When I sat down to write this article, my idea was to point out all the ways that being a good salesperson doesn’t prepare you for becoming a good sales manager. But as I wrote, I started to see how that isn’t necessarily true. What do you think?
You’re one of your company’s top salespeople. You’ve spent years honing your skills, and you’ve brought in a lot of business. So much that now your boss wants you to show everybody else how to be a success. You’re being promoted to sales manager.
And you’re a little unsure if you’ve got the chops.
Sales management is different from sales, you’re thinking; it’s about management. Uncovering salespeople’s weaknesses and strengths. Helping them take ownership of their process. Empowering the salespeople to get out there and meet their goals.
In other words, a whole different set of skills from selling.
Let’s take a look at just a few of those skills:
Sometimes, a thorough understanding of a subject can make it harder, not easier, to teach to someone else. It’s called “the curse of knowledge.” Experienced salespeople know the basics of selling deep in their bones. That can make it hard to remember that others don’t know what you do. Being able to go back to basics, with patience and encouragement, is necessary for passing along what you know.
But wait – isn’t that something a skilled salesperson already knows how to do? After all, your customer doesn’t know your product. She may not even know she needs it. In talking with a new prospect, you have to start at square one, carefully watching for understanding and answering questions patiently. That ability can transfer directly to sales management, if you remember that now your “product” is more skilled selling, and your “customer” is your own sales team.
Good sales management is much more than teaching, though. A manager must help the salesperson develop his own methods. That’s coaching, and that means asking the right questions and having the patience to wait for an answer. As a sales manager, it’s crucial to resist the impulse to take over – to make the call yourself, to solve the problem rather than letting the salesperson struggle through it. But that’s often how people learn best. So that’s very different from selling, isn’t it?

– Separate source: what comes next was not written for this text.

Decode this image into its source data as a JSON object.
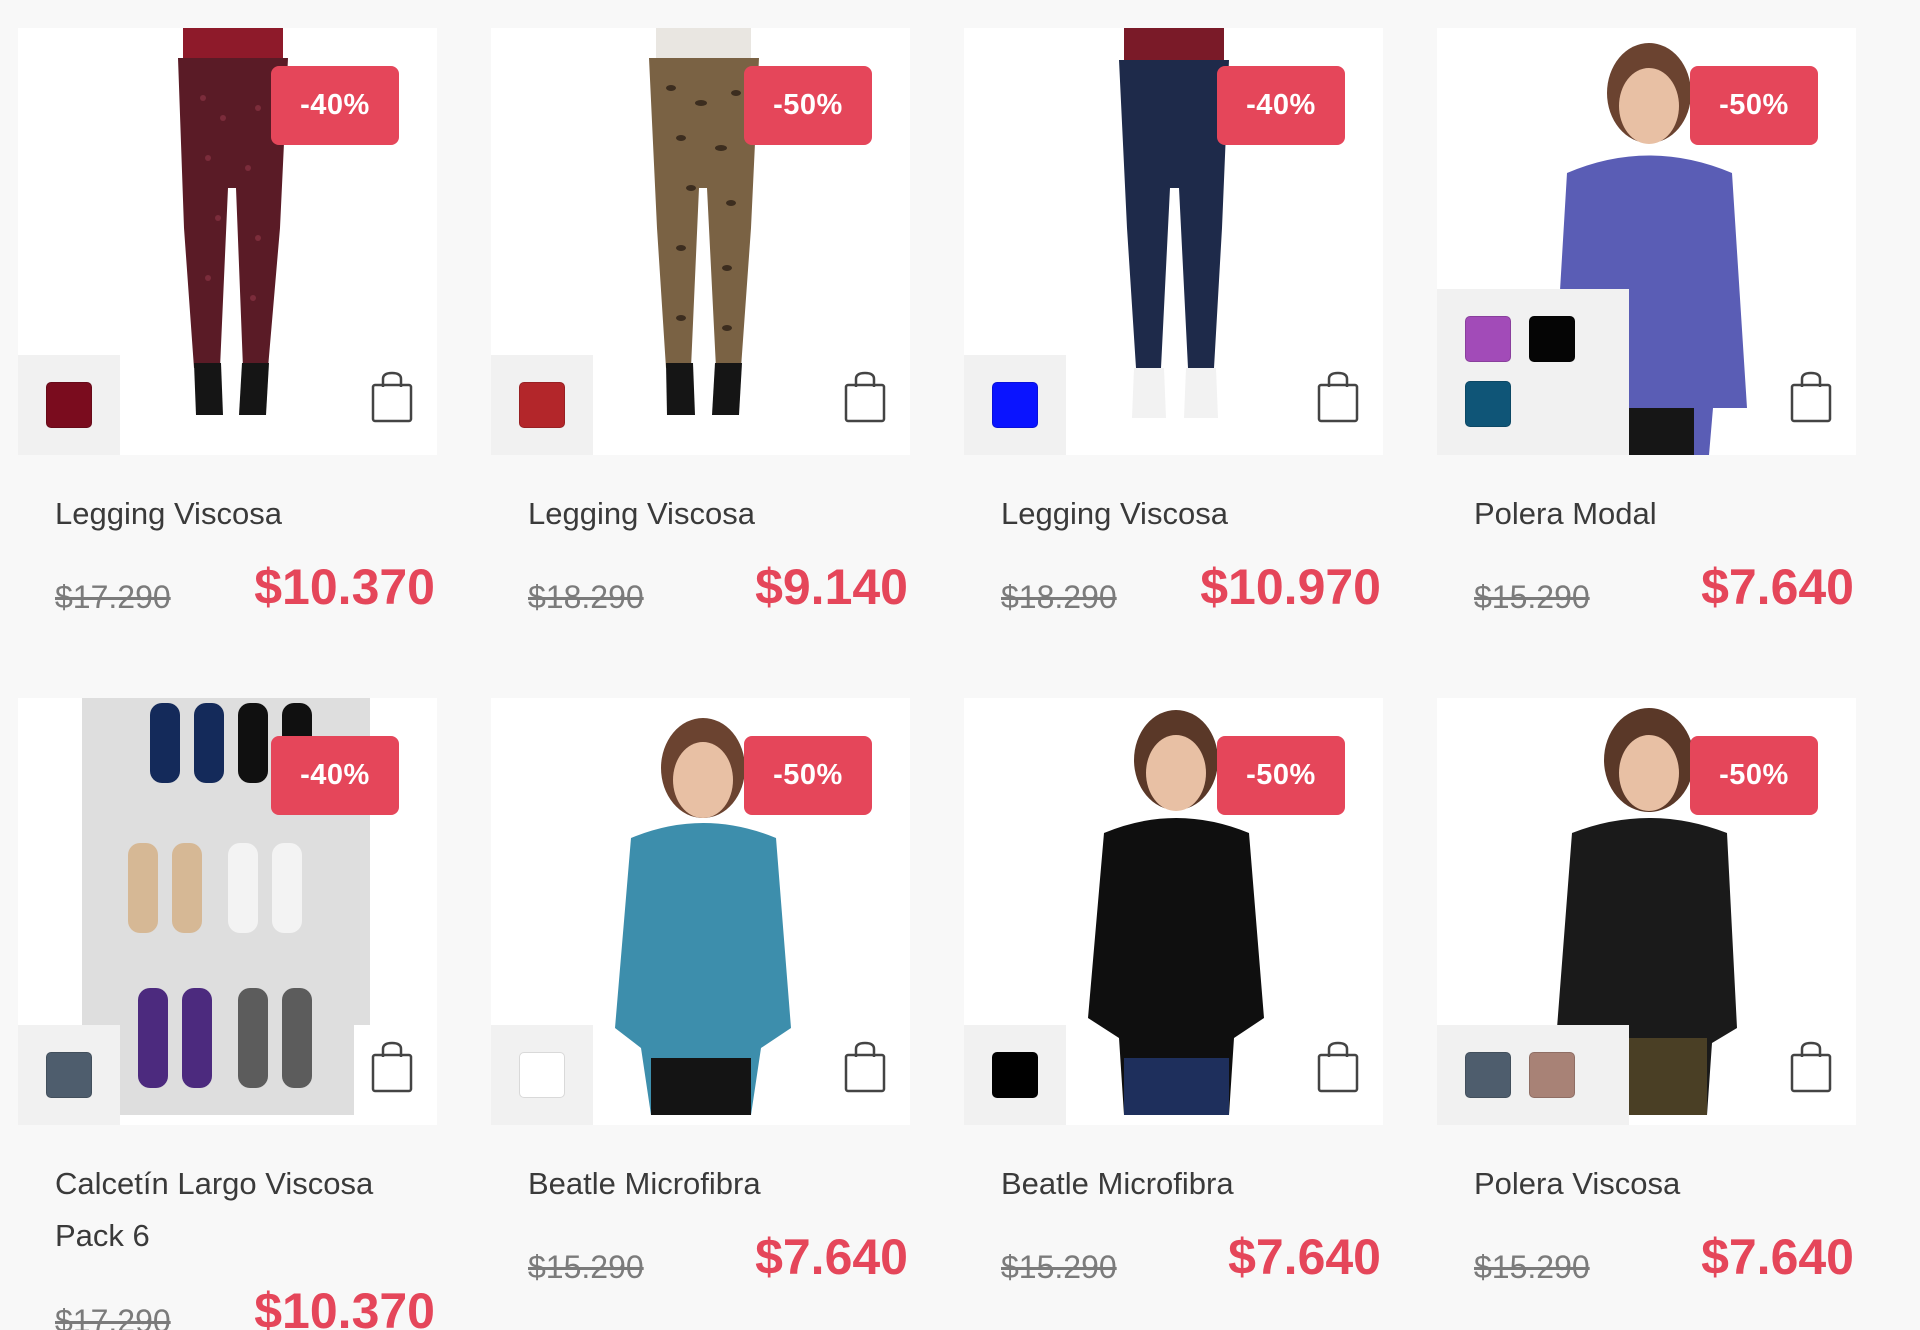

Not really. A good salesperson knows you can’t force a solution down a customer’s throat. If you listen and encourage a prospect to think it out for himself, you may discover an application for that product that you never thought of before. And your customer will feel more like a partner. Apply that to your sales staff, and you’re on your way.
Target the outcome
As a manager, when you meet with a salesperson for a coaching session, there’s a tendency to try to do too much. You’re in a hurry to bring them along, to help them get that pipeline going. So you talk about how many calls they’re making, and how they’re presenting material, and follow-up, and maybe you critique the way they handled a gatekeeper recently. The result is that your sales rep is confused and doesn’t know what to do next. The management skill here is to pick one thing that needs improvement, target that, and let the others go for another day. Know what outcome you want from the salesperson – what needs to be different – and figure out how you’ll know when that outcome is reached. Then you can move on to the next one.
It seems a pattern has emerged here: you use that skill in selling, too. You don’t try to unload your whole inventory in one sales call. You know if you can make a start, make a small sale, you can start to develop a satisfied customer. If there’s anything salespeople understand better than anyone else, it’s goals. The difference here is that your goal isn’t a sales quota; it’s a solid behavior you want to see from the person you’re coaching.
But how do you get your staff to try the methods you’re suggesting? Change can be unsettling. Not everyone is open to improvement, if it means the discomfort of trying something new. How do managers motivate their people?
Well, you already know how to communicate your value proposition: what’s in it for the customer. Same thing for your sales team. You persuade by talking about the benefits to them: more money, bigger territory, more opportunity – whatever is meaningful to the person you’re talking to. Just as in sales, it’s not important what you think is the best feature; what matters is what the other person wants. You get to know your salespeople to find out what they want. And then you help them get there.
So maybe great salespeople do have the skills they need to be great sales managers. With a change of perspective and a change of goals, you can turn your expertise into success for your entire sales staff. Think about it. How can your sales skills help you engage, motivate and sharpen up your sales people? Look at them from a different angle, and you might find you’re already an expert.